This article appeared on CBC.ca on November 9th, 2011.
Two economists predict the Bank of Canada will slash its benchmark interest rate from its current level of one per cent next year.
Bank of America economist Sheryl King said Wednesday she expects that the central bank will cut the rate to 0.25 per cent by early next year.
King, head of Canada economics at Bank of America’s offices in Toronto, cited the strains from Europe’s debt crisis.
And David Madani, Canadian economist at Capital Economics, predicted the bank will lower its rate to 0.5 per cent next year, perhaps in April or June.
Madani said the bank would act amid “rising fears about the outlook for the global economy and falling inflationary pressures.”
He predicted that commodity prices would fall “sharply” next year and “somewhat further” in 2013 because of weak global demand, that a downturn in the U.S. would result in a drop in exports to Canada’s main trading partner and that housing prices here would slump.
On October 25, the bank announced for the ninth consecutive time that it was holding the rate at one per cent, where it has been since September 2010.
Madani also estimated Ottawa will take even longer to eliminate its $33 billion budget deficit.
Just yesterday, the government said it expected the budget would not come into balance for a year longer than its estimate in the spring.
It now expects the deficit to be gone by 2015.

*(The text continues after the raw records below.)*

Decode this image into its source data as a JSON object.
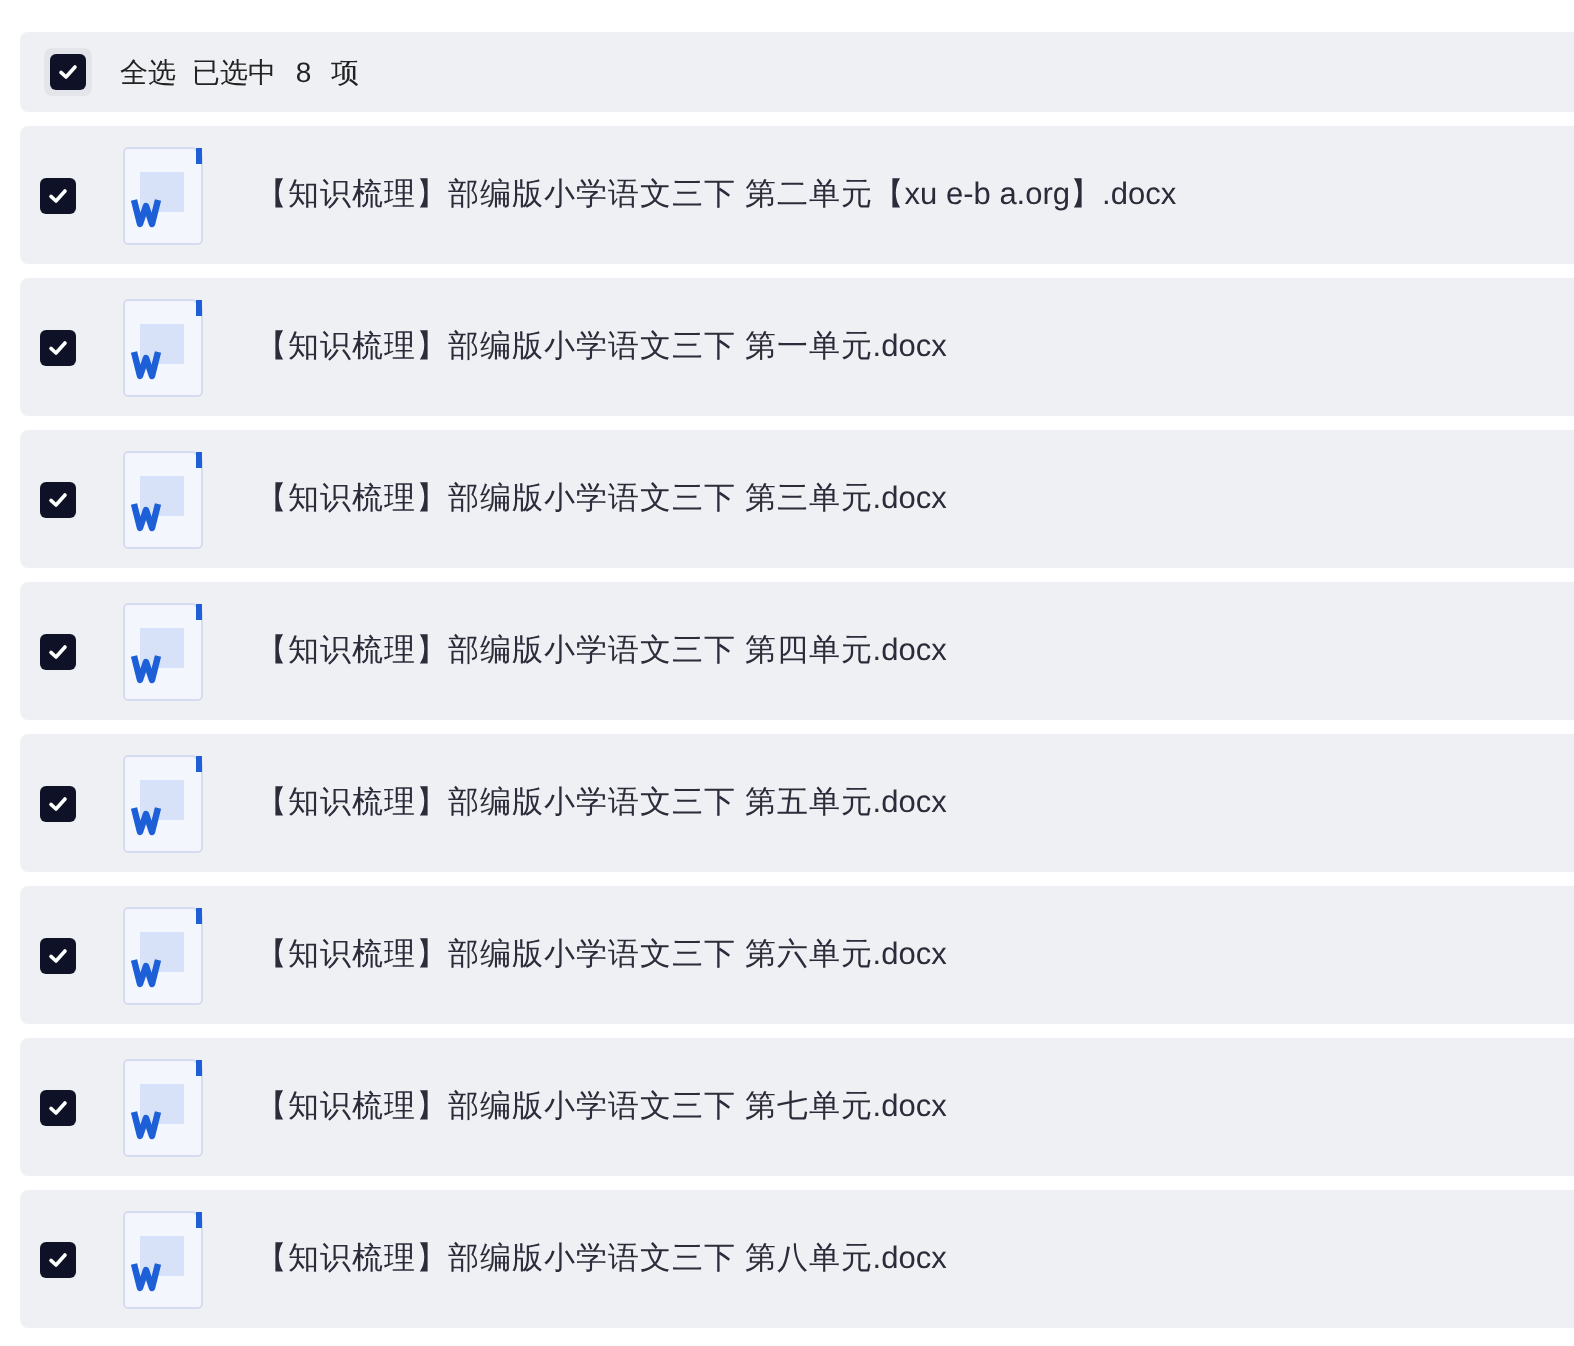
{
  "header": {
    "checked": true,
    "select_all_label": "全选",
    "selection_summary": "已选中 8 项"
  },
  "files": [
    {
      "name": "【知识梳理】部编版小学语文三下 第二单元【xu e-b a.org】.docx",
      "checked": true
    },
    {
      "name": "【知识梳理】部编版小学语文三下 第一单元.docx",
      "checked": true
    },
    {
      "name": "【知识梳理】部编版小学语文三下 第三单元.docx",
      "checked": true
    },
    {
      "name": "【知识梳理】部编版小学语文三下 第四单元.docx",
      "checked": true
    },
    {
      "name": "【知识梳理】部编版小学语文三下 第五单元.docx",
      "checked": true
    },
    {
      "name": "【知识梳理】部编版小学语文三下 第六单元.docx",
      "checked": true
    },
    {
      "name": "【知识梳理】部编版小学语文三下 第七单元.docx",
      "checked": true
    },
    {
      "name": "【知识梳理】部编版小学语文三下 第八单元.docx",
      "checked": true
    }
  ]
}
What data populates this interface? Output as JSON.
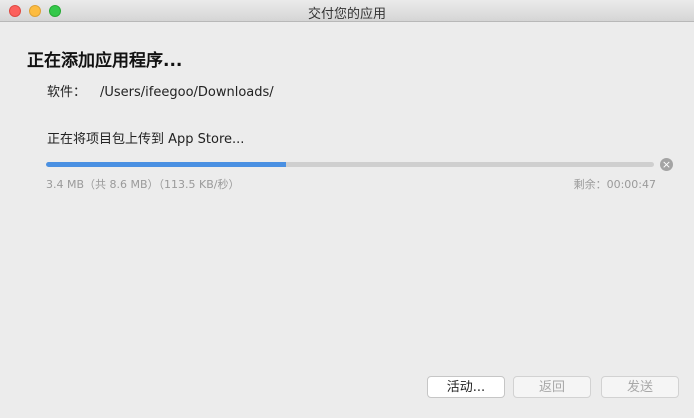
{
  "window": {
    "title": "交付您的应用"
  },
  "heading": "正在添加应用程序...",
  "app": {
    "label": "软件：",
    "path": "/Users/ifeegoo/Downloads/"
  },
  "status": "正在将项目包上传到 App Store...",
  "progress": {
    "fraction": 0.395,
    "size_text": "3.4 MB（共 8.6 MB）（113.5 KB/秒）",
    "remaining_text": "剩余：00:00:47"
  },
  "icons": {
    "cancel": "close-circle-icon"
  },
  "colors": {
    "accent": "#4a90e2",
    "close": "#fc605c",
    "minimize": "#fdbc40",
    "zoom": "#34c84a"
  },
  "buttons": {
    "activity": "活动...",
    "back": "返回",
    "send": "发送"
  }
}
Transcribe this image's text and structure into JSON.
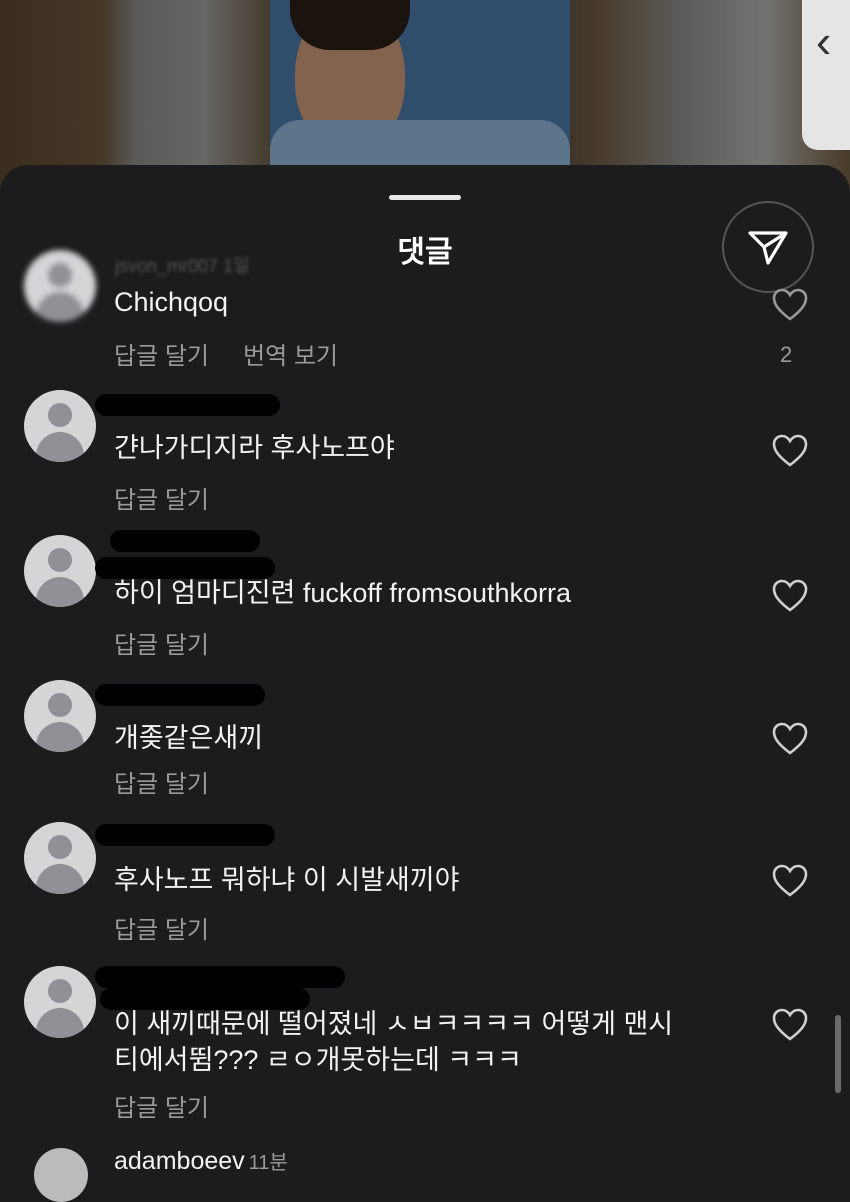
{
  "sheet": {
    "title": "댓글",
    "send_icon": "paper-plane-icon"
  },
  "comments": [
    {
      "username": "jsvon_mr007",
      "time": "1일",
      "text": "Chichqoq",
      "reply_label": "답글 달기",
      "translate_label": "번역 보기",
      "likes": "2"
    },
    {
      "text": "갼나가디지라 후사노프야",
      "reply_label": "답글 달기"
    },
    {
      "text": "하이 엄마디진련 fuckoff fromsouthkorra",
      "reply_label": "답글 달기"
    },
    {
      "text": "개좆같은새끼",
      "reply_label": "답글 달기"
    },
    {
      "text": "후사노프 뭐하냐 이 시발새끼야",
      "reply_label": "답글 달기"
    },
    {
      "text_line1": "이 새끼때문에 떨어졌네 ㅅㅂㅋㅋㅋㅋ 어떻게 맨시",
      "text_line2": "티에서뜀??? ㄹㅇ개못하는데 ㅋㅋㅋ",
      "reply_label": "답글 달기"
    }
  ],
  "last_comment": {
    "username": "adamboeev",
    "time": "11분"
  }
}
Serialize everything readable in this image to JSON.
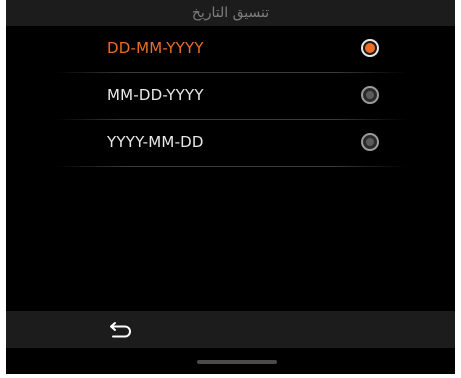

The two economists’ predictions came the same day as interim Liberal Leader Bob Rae said that Finance Minister Jim Flaherty is downplaying the potential impact of Europe’s economic crisis on Canada.